Writing a Strong Scholarship Application
Conceiving, drafting, and revising great applications to win you the award.
By Matthew Butler
What enables motivated students to more easily get an education? And what's a great way to show your ability before you even set foot on campus? Scholarships of course!
Although scholarships have deadlines year round, across all years and fields of study, the biggest moment is the transition from high school to post-secondary. This is like to be your first contact with the dreaded application process.
There are many factors that go into your application, but one of the most important may be your personal statement or application essay. Not all awards require an essay, but for those that do, you'll want to craft as strong a piece as possible.
Writing's an essential skill for students and academics, and it's just as important in everyday life. The scholarship application essay is a great way to merge these two writing worlds, while putting yourself to the new test of convincing scholarship providers to invest in you. Showing how your experiences, life story, skills, and academic history make you a qualified applicant can be daunting.
The key to writing a successful application, aside from the obvious things like grammar, structure, organization, and professionalism, is your ability to transfer your life experiences onto paper in a meaningful way to best display your value.
Doing this will take time, practice, and several drafts, but it's essential improve your chances, which will help lower your tuition. That ought to help your budget and allow you a bit more room for non-essential spending.
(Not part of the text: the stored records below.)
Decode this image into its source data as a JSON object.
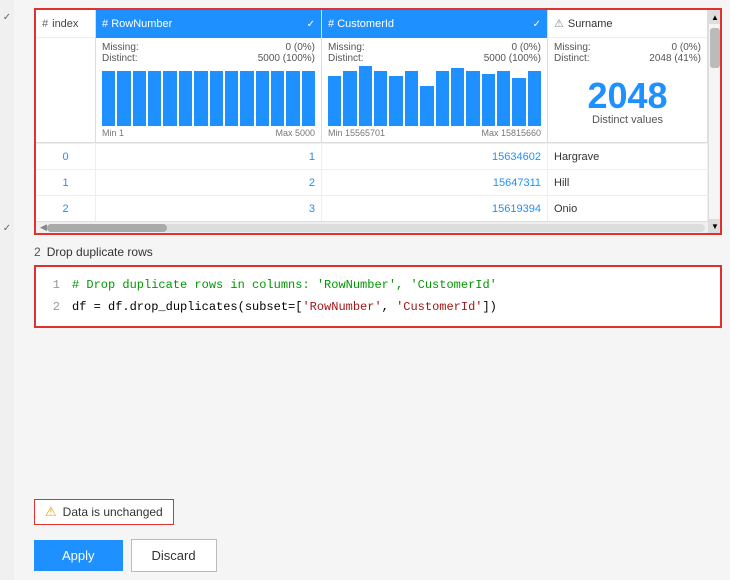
{
  "table": {
    "columns": [
      {
        "id": "index",
        "label": "index",
        "type": "index"
      },
      {
        "id": "RowNumber",
        "label": "RowNumber",
        "type": "numeric",
        "missing": "0 (0%)",
        "distinct": "5000 (100%)",
        "min": "Min 1",
        "max": "Max 5000",
        "bars": [
          55,
          55,
          55,
          55,
          55,
          55,
          55,
          55,
          55,
          55,
          55,
          55,
          55,
          55
        ]
      },
      {
        "id": "CustomerId",
        "label": "CustomerId",
        "type": "numeric",
        "missing": "0 (0%)",
        "distinct": "5000 (100%)",
        "min": "Min 15565701",
        "max": "Max 15815660",
        "bars": [
          50,
          55,
          60,
          55,
          50,
          55,
          40,
          55,
          58,
          55,
          52,
          55,
          48,
          55
        ]
      },
      {
        "id": "Surname",
        "label": "Surname",
        "type": "string",
        "missing": "0 (0%)",
        "distinct": "2048 (41%)",
        "distinct_value": "2048",
        "distinct_text": "Distinct values"
      }
    ],
    "rows": [
      {
        "index": "0",
        "RowNumber": "1",
        "CustomerId": "15634602",
        "Surname": "Hargrave"
      },
      {
        "index": "1",
        "RowNumber": "2",
        "CustomerId": "15647311",
        "Surname": "Hill"
      },
      {
        "index": "2",
        "RowNumber": "3",
        "CustomerId": "15619394",
        "Surname": "Onio"
      }
    ]
  },
  "step": {
    "number": "2",
    "label": "Drop duplicate rows"
  },
  "code": {
    "line1_num": "1",
    "line1_comment": "# Drop duplicate rows in columns: 'RowNumber', 'CustomerId'",
    "line2_num": "2",
    "line2_code": "df = df.drop_duplicates(subset=['RowNumber', 'CustomerId'])"
  },
  "status": {
    "text": "Data is unchanged"
  },
  "buttons": {
    "apply": "Apply",
    "discard": "Discard"
  },
  "labels": {
    "missing": "Missing:",
    "distinct": "Distinct:",
    "hash": "#",
    "checkmark": "✓",
    "warning": "⚠"
  }
}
When drafting your personal essay, start by writing down a couple of important or memorable experiences you've had — experiences that set you apart from others or that have defined your life. It might help you to brainstorm with friends and family, or you can write a personal list to organize your thoughts. When you're done, practice articulating a few major points: explain why these experiences matter and how they have shaped you and others, and then transfer these points onto the page. As you revise your writing, continue to refine your ideas, sharpening your points. Try reading your work aloud to get a feel for its tone and flow. Share it with a trusted friend or adult for a second opinion on what works and what needs another look.
Striking the right balance between personal anecdote and professional formality can be tricky. Remember, your first draft is not going to get you the scholarship. Keep at it and remember that it's only a blank page — it can't hurt you!
Like any skill, your writing will improve with practice. So get writing!